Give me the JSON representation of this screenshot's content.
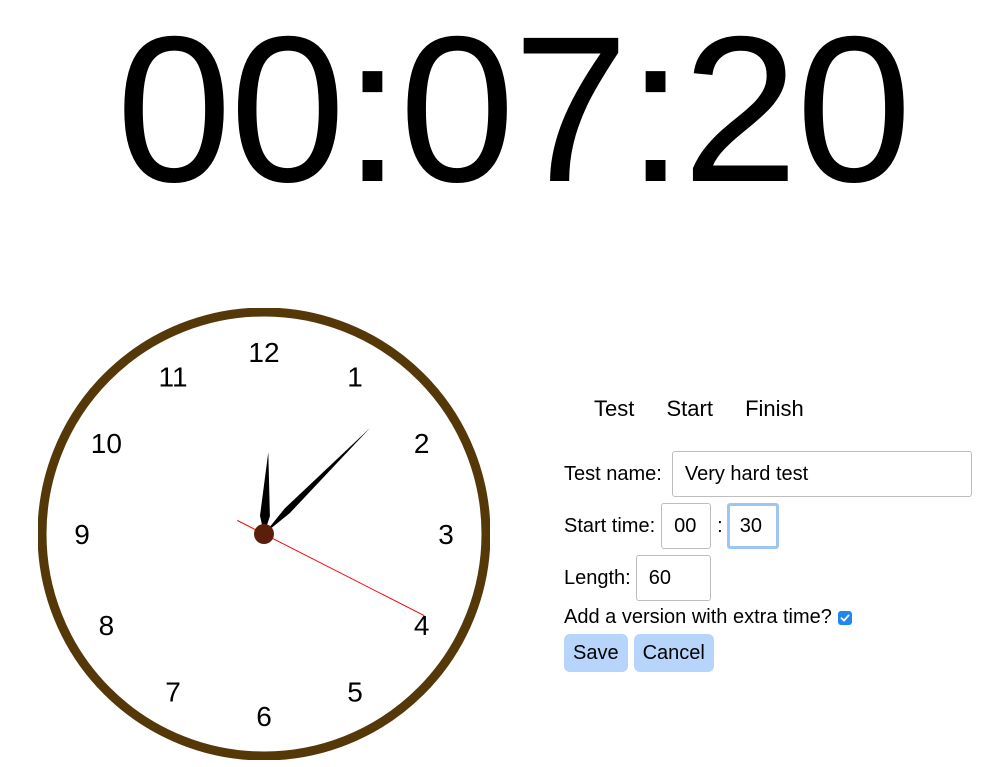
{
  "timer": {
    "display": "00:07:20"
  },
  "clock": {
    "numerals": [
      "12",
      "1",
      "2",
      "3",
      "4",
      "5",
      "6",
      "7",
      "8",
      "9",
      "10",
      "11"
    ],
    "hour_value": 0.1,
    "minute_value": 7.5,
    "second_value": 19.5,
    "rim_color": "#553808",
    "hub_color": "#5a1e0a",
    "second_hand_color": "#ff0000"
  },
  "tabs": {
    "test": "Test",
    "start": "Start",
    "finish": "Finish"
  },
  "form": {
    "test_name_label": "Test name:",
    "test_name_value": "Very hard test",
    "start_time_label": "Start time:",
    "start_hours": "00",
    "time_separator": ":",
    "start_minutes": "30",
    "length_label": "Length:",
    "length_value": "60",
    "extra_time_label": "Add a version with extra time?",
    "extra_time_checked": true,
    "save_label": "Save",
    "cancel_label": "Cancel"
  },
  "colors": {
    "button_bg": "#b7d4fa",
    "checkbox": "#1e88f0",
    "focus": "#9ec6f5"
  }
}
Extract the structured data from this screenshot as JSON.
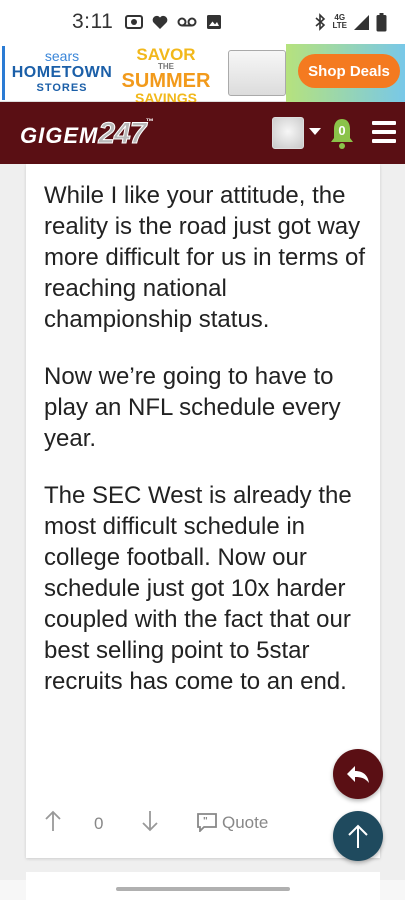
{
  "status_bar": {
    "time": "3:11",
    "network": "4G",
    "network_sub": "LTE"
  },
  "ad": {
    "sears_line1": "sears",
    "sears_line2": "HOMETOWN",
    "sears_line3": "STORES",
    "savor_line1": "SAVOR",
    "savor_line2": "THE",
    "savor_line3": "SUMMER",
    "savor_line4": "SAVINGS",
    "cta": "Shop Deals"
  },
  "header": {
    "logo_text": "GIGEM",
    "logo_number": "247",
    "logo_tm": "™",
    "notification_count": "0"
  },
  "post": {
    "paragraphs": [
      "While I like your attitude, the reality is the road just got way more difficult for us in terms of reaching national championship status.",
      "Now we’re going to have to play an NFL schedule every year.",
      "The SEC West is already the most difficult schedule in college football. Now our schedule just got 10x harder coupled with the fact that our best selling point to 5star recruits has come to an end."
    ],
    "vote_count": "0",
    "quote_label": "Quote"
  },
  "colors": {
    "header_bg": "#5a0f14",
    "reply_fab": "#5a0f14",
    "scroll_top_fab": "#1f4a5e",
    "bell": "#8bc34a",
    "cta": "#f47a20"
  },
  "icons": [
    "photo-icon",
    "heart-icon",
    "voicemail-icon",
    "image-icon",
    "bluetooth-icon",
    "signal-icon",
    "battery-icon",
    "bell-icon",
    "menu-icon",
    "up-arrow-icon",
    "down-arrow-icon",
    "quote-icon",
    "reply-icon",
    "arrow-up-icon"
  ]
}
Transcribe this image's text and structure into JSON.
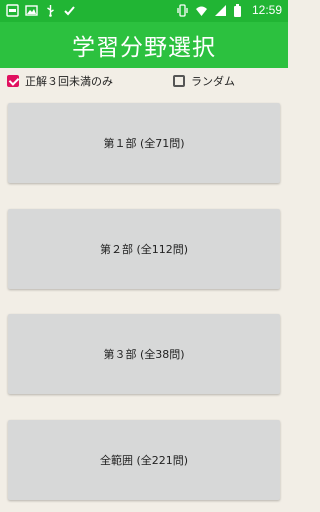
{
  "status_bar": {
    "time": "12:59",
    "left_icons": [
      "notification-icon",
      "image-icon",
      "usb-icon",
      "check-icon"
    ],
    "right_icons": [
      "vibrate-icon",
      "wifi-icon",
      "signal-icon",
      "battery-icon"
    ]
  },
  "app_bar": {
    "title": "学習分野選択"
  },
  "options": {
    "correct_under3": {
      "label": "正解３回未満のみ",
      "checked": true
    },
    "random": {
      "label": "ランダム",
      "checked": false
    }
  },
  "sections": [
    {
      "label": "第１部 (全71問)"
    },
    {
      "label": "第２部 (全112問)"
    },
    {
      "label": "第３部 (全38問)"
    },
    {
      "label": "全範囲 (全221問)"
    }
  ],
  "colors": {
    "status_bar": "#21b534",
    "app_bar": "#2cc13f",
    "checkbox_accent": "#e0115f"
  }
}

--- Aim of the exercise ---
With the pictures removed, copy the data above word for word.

--- Exercise solution ---
Give me the JSON representation of this screenshot's content.
{
  "timer": {
    "display": "00:07:20"
  },
  "clock": {
    "numerals": [
      "12",
      "1",
      "2",
      "3",
      "4",
      "5",
      "6",
      "7",
      "8",
      "9",
      "10",
      "11"
    ],
    "hour_value": 0.1,
    "minute_value": 7.5,
    "second_value": 19.5,
    "rim_color": "#553808",
    "hub_color": "#5a1e0a",
    "second_hand_color": "#ff0000"
  },
  "tabs": {
    "test": "Test",
    "start": "Start",
    "finish": "Finish"
  },
  "form": {
    "test_name_label": "Test name:",
    "test_name_value": "Very hard test",
    "start_time_label": "Start time:",
    "start_hours": "00",
    "time_separator": ":",
    "start_minutes": "30",
    "length_label": "Length:",
    "length_value": "60",
    "extra_time_label": "Add a version with extra time?",
    "extra_time_checked": true,
    "save_label": "Save",
    "cancel_label": "Cancel"
  },
  "colors": {
    "button_bg": "#b7d4fa",
    "checkbox": "#1e88f0",
    "focus": "#9ec6f5"
  }
}
Extract the structured data from this screenshot as JSON.
{
  "status_bar": {
    "time": "3:11",
    "network": "4G",
    "network_sub": "LTE"
  },
  "ad": {
    "sears_line1": "sears",
    "sears_line2": "HOMETOWN",
    "sears_line3": "STORES",
    "savor_line1": "SAVOR",
    "savor_line2": "THE",
    "savor_line3": "SUMMER",
    "savor_line4": "SAVINGS",
    "cta": "Shop Deals"
  },
  "header": {
    "logo_text": "GIGEM",
    "logo_number": "247",
    "logo_tm": "™",
    "notification_count": "0"
  },
  "post": {
    "paragraphs": [
      "While I like your attitude, the reality is the road just got way more difficult for us in terms of reaching national championship status.",
      "Now we’re going to have to play an NFL schedule every year.",
      "The SEC West is already the most difficult schedule in college football. Now our schedule just got 10x harder coupled with the fact that our best selling point to 5star recruits has come to an end."
    ],
    "vote_count": "0",
    "quote_label": "Quote"
  },
  "colors": {
    "header_bg": "#5a0f14",
    "reply_fab": "#5a0f14",
    "scroll_top_fab": "#1f4a5e",
    "bell": "#8bc34a",
    "cta": "#f47a20"
  },
  "icons": [
    "photo-icon",
    "heart-icon",
    "voicemail-icon",
    "image-icon",
    "bluetooth-icon",
    "signal-icon",
    "battery-icon",
    "bell-icon",
    "menu-icon",
    "up-arrow-icon",
    "down-arrow-icon",
    "quote-icon",
    "reply-icon",
    "arrow-up-icon"
  ]
}
Transcribe this image's text and structure into JSON.
{
  "status_bar": {
    "time": "12:59",
    "left_icons": [
      "notification-icon",
      "image-icon",
      "usb-icon",
      "check-icon"
    ],
    "right_icons": [
      "vibrate-icon",
      "wifi-icon",
      "signal-icon",
      "battery-icon"
    ]
  },
  "app_bar": {
    "title": "学習分野選択"
  },
  "options": {
    "correct_under3": {
      "label": "正解３回未満のみ",
      "checked": true
    },
    "random": {
      "label": "ランダム",
      "checked": false
    }
  },
  "sections": [
    {
      "label": "第１部 (全71問)"
    },
    {
      "label": "第２部 (全112問)"
    },
    {
      "label": "第３部 (全38問)"
    },
    {
      "label": "全範囲 (全221問)"
    }
  ],
  "colors": {
    "status_bar": "#21b534",
    "app_bar": "#2cc13f",
    "checkbox_accent": "#e0115f"
  }
}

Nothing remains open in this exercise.